o the upper airways (nose, pharynx, and upper larynx)
o the lower airways (lower larynx, trachea, bronchi, and first generations of bronchioles)
o the lungs (respiratory bronchioles, alveolar ducts, and alveoli).
THE CONDUCTING AIRWAYS SERVE TO MOISTEN AND CLEAN THE AIR:
o Inspired air becomes humidified.
o Particles in the air deposit onto mucus. The trapped particles are then moved to the mouth by ciliary beating, where they are swallowed.
THE RESPIRATORY AIRWAYS SERVE FOR GAS EXCHANGE: OXYGEN MOVES FROM AIR TO BLOOD, WHEREAS WASTE PRODUCTS SUCH AS CO2 MOVE FROM BLOOD TO AIR.
Photo (c) from Bio 301 Human Physiology
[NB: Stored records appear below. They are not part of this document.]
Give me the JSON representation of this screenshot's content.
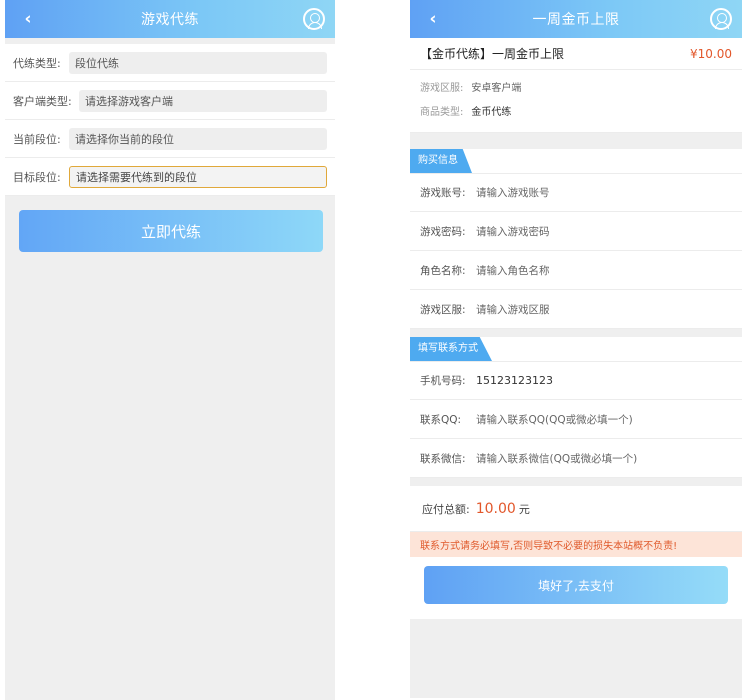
{
  "left": {
    "header": {
      "back": "‹",
      "title": "游戏代练"
    },
    "form": [
      {
        "label": "代练类型:",
        "value": "段位代练"
      },
      {
        "label": "客户端类型:",
        "value": "请选择游戏客户端"
      },
      {
        "label": "当前段位:",
        "value": "请选择你当前的段位"
      },
      {
        "label": "目标段位:",
        "value": "请选择需要代练到的段位"
      }
    ],
    "submit_label": "立即代练"
  },
  "right": {
    "header": {
      "back": "‹",
      "title": "一周金币上限"
    },
    "product": {
      "name": "【金币代练】一周金币上限",
      "price": "¥10.00"
    },
    "meta": [
      {
        "label": "游戏区服:",
        "value": "安卓客户端"
      },
      {
        "label": "商品类型:",
        "value": "金币代练"
      }
    ],
    "purchase_section": "购买信息",
    "purchase_fields": [
      {
        "label": "游戏账号:",
        "placeholder": "请输入游戏账号"
      },
      {
        "label": "游戏密码:",
        "placeholder": "请输入游戏密码"
      },
      {
        "label": "角色名称:",
        "placeholder": "请输入角色名称"
      },
      {
        "label": "游戏区服:",
        "placeholder": "请输入游戏区服"
      }
    ],
    "contact_section": "填写联系方式",
    "contact_fields": [
      {
        "label": "手机号码:",
        "value": "15123123123"
      },
      {
        "label": "联系QQ:",
        "placeholder": "请输入联系QQ(QQ或微必填一个)"
      },
      {
        "label": "联系微信:",
        "placeholder": "请输入联系微信(QQ或微必填一个)"
      }
    ],
    "total": {
      "label": "应付总额:",
      "amount": "10.00",
      "unit": "元"
    },
    "notice": "联系方式请务必填写,否则导致不必要的损失本站概不负责!",
    "pay_label": "填好了,去支付"
  },
  "colors": {
    "accent": "#5fa1f4",
    "price": "#e2572b",
    "notice_bg": "#fde4d8",
    "focus_border": "#e0a83a"
  }
}
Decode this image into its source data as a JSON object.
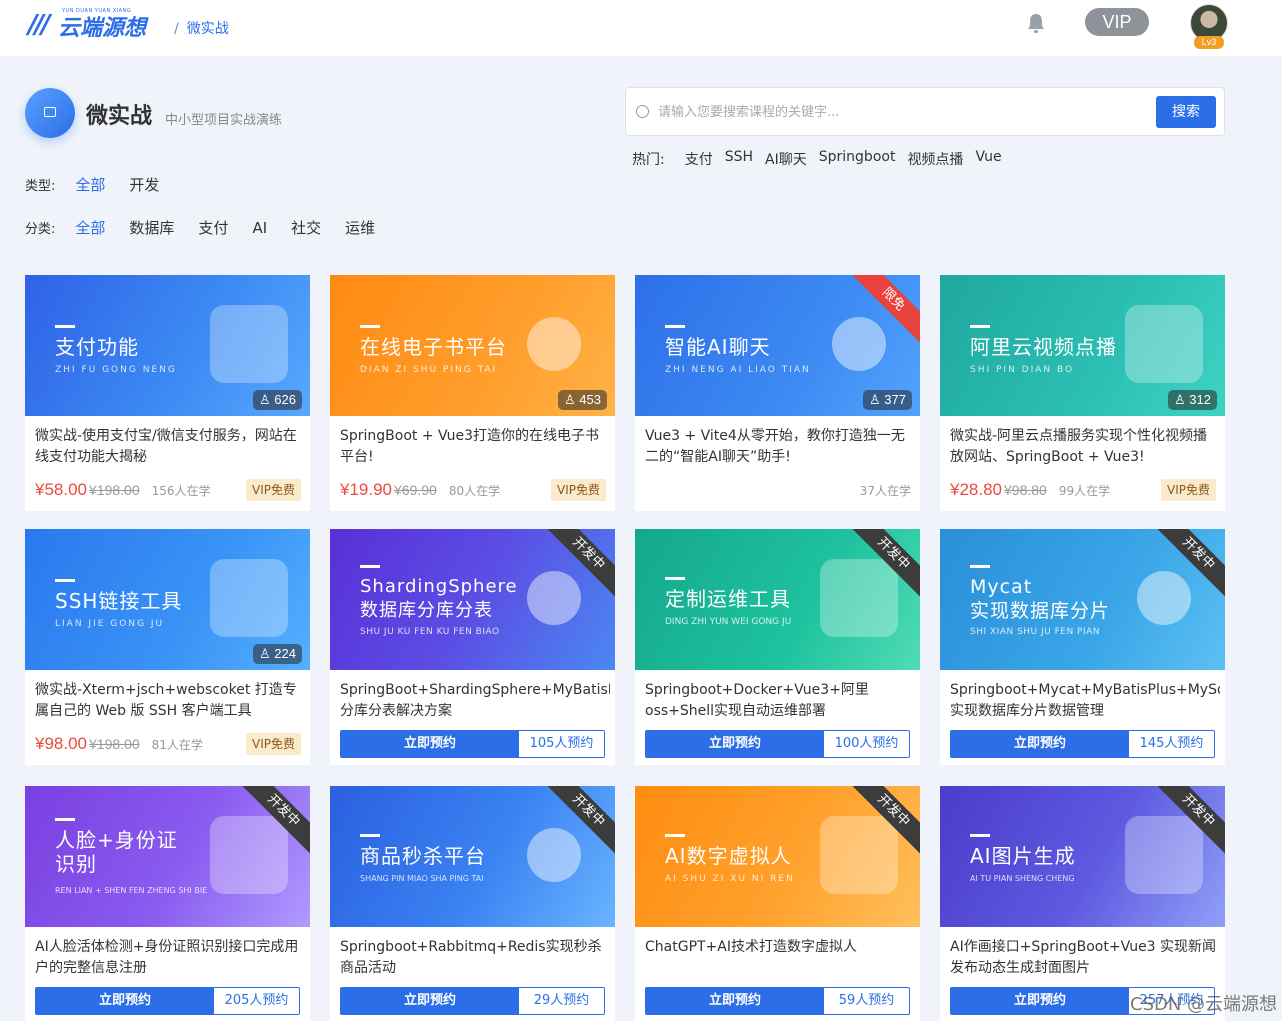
{
  "header": {
    "logo_text": "云端源想",
    "logo_sub": "YUN DUAN YUAN XIANG",
    "breadcrumb_sep": "/",
    "breadcrumb": "微实战",
    "vip": "VIP",
    "level": "Lv3"
  },
  "page": {
    "title": "微实战",
    "subtitle": "中小型项目实战演练"
  },
  "search": {
    "placeholder": "请输入您要搜索课程的关键字...",
    "button": "搜索",
    "hot_label": "热门:",
    "hot_items": [
      "支付",
      "SSH",
      "AI聊天",
      "Springboot",
      "视频点播",
      "Vue"
    ]
  },
  "filters": {
    "type": {
      "label": "类型:",
      "items": [
        "全部",
        "开发"
      ],
      "active": 0
    },
    "category": {
      "label": "分类:",
      "items": [
        "全部",
        "数据库",
        "支付",
        "AI",
        "社交",
        "运维"
      ],
      "active": 0
    }
  },
  "colors": {
    "accent": "#2b6ee8",
    "price": "#ea4b3c",
    "vip_badge_bg": "#fbeacc"
  },
  "cards": [
    {
      "title": "支付功能",
      "pinyin": "ZHI  FU  GONG  NENG",
      "learn_count": "626",
      "desc": "微实战-使用支付宝/微信支付服务，网站在线支付功能大揭秘",
      "price": "¥58.00",
      "original_price": "¥198.00",
      "learners": "156人在学",
      "vip": "VIP免费"
    },
    {
      "title": "在线电子书平台",
      "pinyin": "DIAN  ZI  SHU  PING  TAI",
      "learn_count": "453",
      "desc": "SpringBoot + Vue3打造你的在线电子书平台!",
      "price": "¥19.90",
      "original_price": "¥69.90",
      "learners": "80人在学",
      "vip": "VIP免费"
    },
    {
      "title": "智能AI聊天",
      "pinyin": "ZHI  NENG  AI  LIAO  TIAN",
      "learn_count": "377",
      "ribbon": "限免",
      "desc": "Vue3 + Vite4从零开始，教你打造独一无二的“智能AI聊天”助手!",
      "learners": "37人在学"
    },
    {
      "title": "阿里云视频点播",
      "pinyin": "SHI  PIN  DIAN  BO",
      "learn_count": "312",
      "desc": "微实战-阿里云点播服务实现个性化视频播放网站、SpringBoot + Vue3!",
      "price": "¥28.80",
      "original_price": "¥98.80",
      "learners": "99人在学",
      "vip": "VIP免费"
    },
    {
      "title": "SSH链接工具",
      "pinyin": "LIAN  JIE  GONG  JU",
      "learn_count": "224",
      "desc": "微实战-Xterm+jsch+webscoket 打造专属自己的 Web 版 SSH 客户端工具",
      "price": "¥98.00",
      "original_price": "¥198.00",
      "learners": "81人在学",
      "vip": "VIP免费"
    },
    {
      "title_line1": "ShardingSphere",
      "title_line2": "数据库分库分表",
      "pinyin": "SHU JU KU FEN KU FEN BIAO",
      "ribbon": "开发中",
      "desc_line1": "SpringBoot+ShardingSphere+MyBatisPlus",
      "desc_line2": "分库分表解决方案",
      "reserve": "立即预约",
      "reserve_count": "105人预约"
    },
    {
      "title": "定制运维工具",
      "pinyin": "DING ZHI YUN WEI GONG JU",
      "ribbon": "开发中",
      "desc": "Springboot+Docker+Vue3+阿里oss+Shell实现自动运维部署",
      "reserve": "立即预约",
      "reserve_count": "100人预约"
    },
    {
      "title_line1": "Mycat",
      "title_line2": "实现数据库分片",
      "pinyin": "SHI XIAN SHU JU FEN PIAN",
      "ribbon": "开发中",
      "desc_line1": "Springboot+Mycat+MyBatisPlus+MySql",
      "desc_line2": "实现数据库分片数据管理",
      "reserve": "立即预约",
      "reserve_count": "145人预约"
    },
    {
      "title_line1": "人脸+身份证",
      "title_line2": "识别",
      "pinyin": "REN LIAN + SHEN FEN ZHENG SHI BIE",
      "ribbon": "开发中",
      "desc": "AI人脸活体检测+身份证照识别接口完成用户的完整信息注册",
      "reserve": "立即预约",
      "reserve_count": "205人预约"
    },
    {
      "title": "商品秒杀平台",
      "pinyin": "SHANG PIN MIAO SHA PING TAI",
      "ribbon": "开发中",
      "desc": "Springboot+Rabbitmq+Redis实现秒杀商品活动",
      "reserve": "立即预约",
      "reserve_count": "29人预约"
    },
    {
      "title": "AI数字虚拟人",
      "pinyin": "AI  SHU  ZI  XU  NI  REN",
      "ribbon": "开发中",
      "desc": "ChatGPT+AI技术打造数字虚拟人",
      "reserve": "立即预约",
      "reserve_count": "59人预约"
    },
    {
      "title": "AI图片生成",
      "pinyin": "AI TU PIAN SHENG CHENG",
      "ribbon": "开发中",
      "desc": "AI作画接口+SpringBoot+Vue3 实现新闻发布动态生成封面图片",
      "reserve": "立即预约",
      "reserve_count": "257人预约"
    }
  ],
  "watermark": "CSDN @云端源想"
}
· Droplets can form when air rushes in the upper airways during inhalation and exhalation. Analogy: mist on surface of the sea. Healthy mucus doesn’t break up to form droplets.
· When mucus breaks up and forms droplets, the particles (contaminants) that had deposited onto the mucus are released: they can either go into the deep lungs or back into the environment.
· Factors that favor the break-up of mucus include: dry air, dirty air, old age, a poor diet, and bacterial or viral infection. Many of these factors are associated with a weak immune system.